▶ **WHAT YOU HAVE TO DO**
Lines where the string "JSON" appears are to be copied from the entries below.

-------- PROVIDED DATA

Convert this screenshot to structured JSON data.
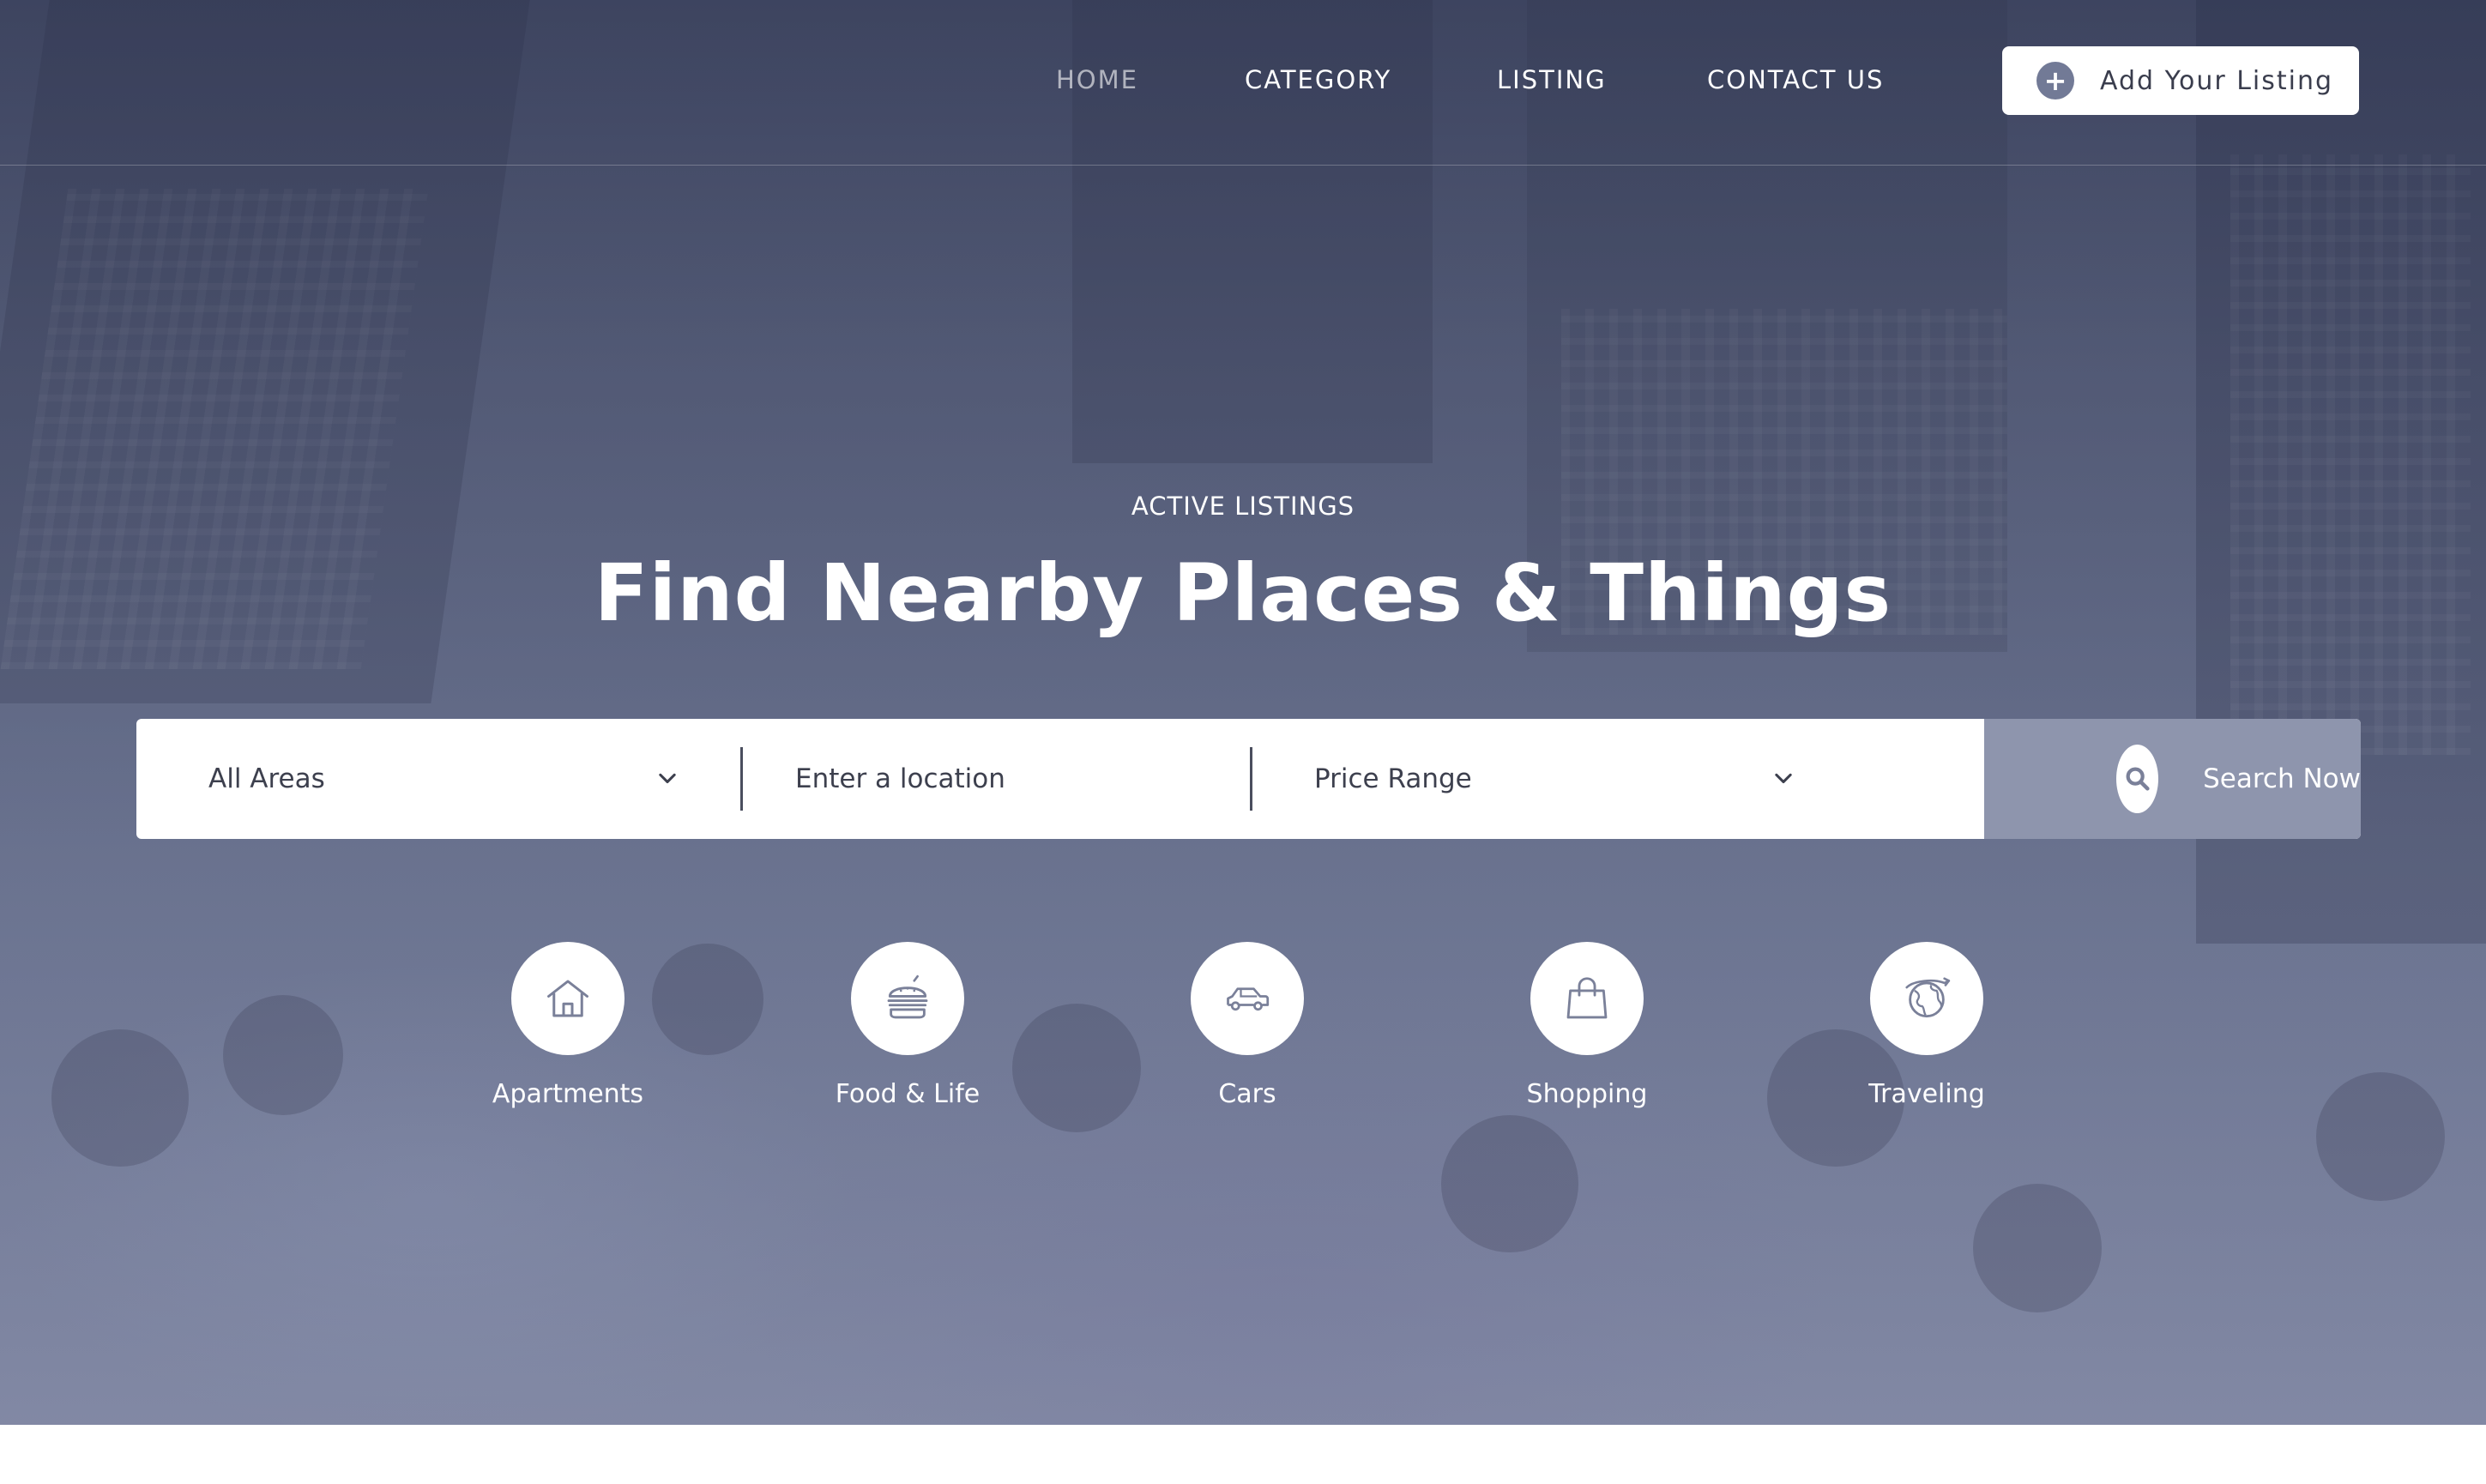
{
  "nav": {
    "links": [
      {
        "label": "HOME",
        "active": true
      },
      {
        "label": "CATEGORY",
        "active": false
      },
      {
        "label": "LISTING",
        "active": false
      },
      {
        "label": "CONTACT US",
        "active": false
      }
    ],
    "add_listing": {
      "icon": "plus-icon",
      "label": "Add Your Listing"
    }
  },
  "hero": {
    "eyebrow": "ACTIVE LISTINGS",
    "title": "Find Nearby Places & Things"
  },
  "search": {
    "areas": {
      "selected": "All Areas",
      "icon": "chevron-down-icon"
    },
    "location": {
      "placeholder": "Enter a location"
    },
    "price": {
      "selected": "Price Range",
      "icon": "chevron-down-icon"
    },
    "button": {
      "icon": "search-icon",
      "label": "Search Now"
    }
  },
  "categories": [
    {
      "label": "Apartments",
      "icon": "house-icon"
    },
    {
      "label": "Food & Life",
      "icon": "burger-icon"
    },
    {
      "label": "Cars",
      "icon": "car-icon"
    },
    {
      "label": "Shopping",
      "icon": "shopping-bag-icon"
    },
    {
      "label": "Traveling",
      "icon": "globe-icon"
    }
  ],
  "colors": {
    "accent": "#8e95ad",
    "icon_stroke": "#7a8099",
    "overlay": "#4d5570",
    "text": "#ffffff"
  }
}
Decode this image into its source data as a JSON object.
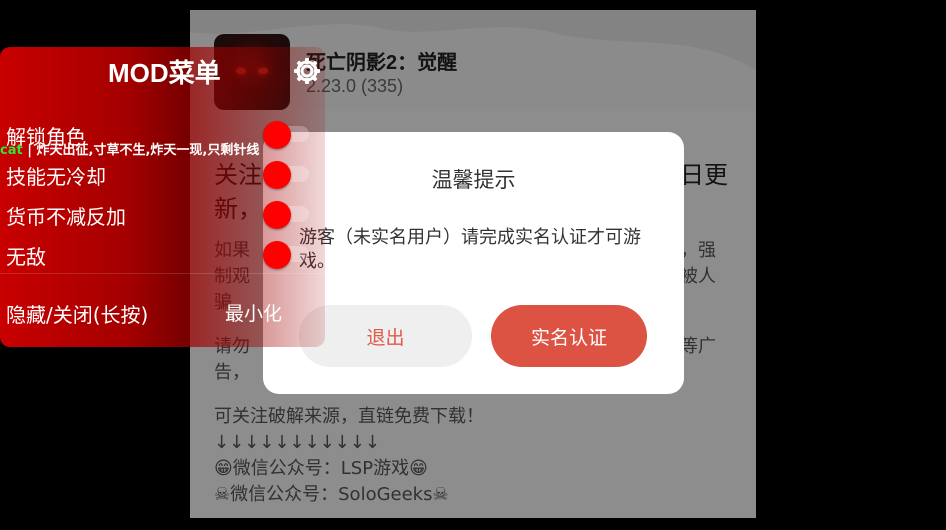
{
  "app": {
    "title": "死亡阴影2：觉醒",
    "version": "2.23.0 (335)",
    "body": {
      "heading_line1": "关注",
      "heading_tail1": "日更",
      "heading_line2": "新，",
      "para1_line1_start": "如果",
      "para1_line1_end": "，强",
      "para1_line2_start": "制观",
      "para1_line2_end": "被人",
      "para1_line3": "骗",
      "para2_line1_start": "请勿",
      "para2_line1_end": "等广",
      "para2_line2": "告，",
      "para3": "可关注破解来源，直链免费下载！",
      "arrows": "↓↓↓↓↓↓↓↓↓↓↓",
      "wechat1": "😁微信公众号：LSP游戏😁",
      "wechat2": "☠微信公众号：SoloGeeks☠"
    }
  },
  "dialog": {
    "title": "温馨提示",
    "message": "游客（未实名用户）请完成实名认证才可游戏。",
    "exit_label": "退出",
    "verify_label": "实名认证"
  },
  "mod_menu": {
    "title": "MOD菜单",
    "marquee_prefix": "cat",
    "marquee_text": "| 炸天出征,寸草不生,炸天一现,只剩针线",
    "items": [
      {
        "label": "解锁角色",
        "enabled": true
      },
      {
        "label": "技能无冷却",
        "enabled": true
      },
      {
        "label": "货币不减反加",
        "enabled": true
      },
      {
        "label": "无敌",
        "enabled": true
      }
    ],
    "hide_close_label": "隐藏/关闭(长按)",
    "minimize_label": "最小化"
  },
  "colors": {
    "mod_red": "#c80000",
    "toggle_knob": "#ff0000",
    "dialog_primary": "#dc5344",
    "dialog_secondary_text": "#e05a4a",
    "marquee_accent": "#34e534"
  },
  "icons": {
    "gear": "gear-icon",
    "app": "app-icon"
  }
}
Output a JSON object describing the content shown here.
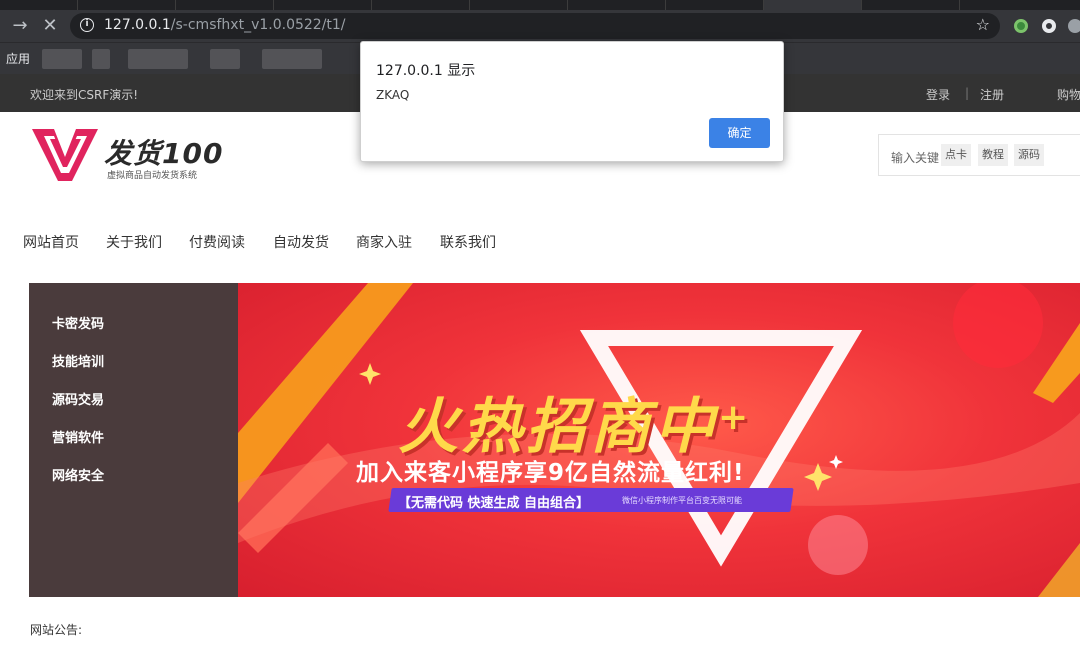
{
  "browser": {
    "url_host": "127.0.0.1",
    "url_path": "/s-cmsfhxt_v1.0.0522/t1/",
    "bookmarks_apps_label": "应用"
  },
  "topbar": {
    "welcome": "欢迎来到CSRF演示!",
    "login": "登录",
    "separator": "|",
    "register": "注册",
    "cart": "购物"
  },
  "header": {
    "logo_text": "发货100",
    "logo_subtitle": "虚拟商品自动发货系统",
    "search_placeholder": "输入关键",
    "search_tags": [
      "点卡",
      "教程",
      "源码"
    ]
  },
  "nav": {
    "items": [
      "网站首页",
      "关于我们",
      "付费阅读",
      "自动发货",
      "商家入驻",
      "联系我们"
    ]
  },
  "sidebar": {
    "categories": [
      "卡密发码",
      "技能培训",
      "源码交易",
      "营销软件",
      "网络安全"
    ]
  },
  "banner": {
    "headline": "火热招商中",
    "plus": "+",
    "subline": "加入来客小程序享9亿自然流量红利!",
    "pill_main": "【无需代码  快速生成  自由组合】",
    "pill_small": "微信小程序制作平台百变无限可能"
  },
  "notice": {
    "label": "网站公告:"
  },
  "dialog": {
    "title": "127.0.0.1 显示",
    "message": "ZKAQ",
    "ok_label": "确定"
  },
  "colors": {
    "dialog_button": "#3b82e6",
    "topbar_bg": "#333333",
    "sidebar_bg": "#4a3b3c",
    "banner_red": "#f0333a",
    "headline_yellow": "#ffd94a",
    "logo_pink": "#e0245e"
  }
}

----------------

▶ **ANSWER SECTION**
Convert this screenshot to structured JSON data.
Decode this image into its source data as a JSON object.
Output a JSON object describing the content shown here.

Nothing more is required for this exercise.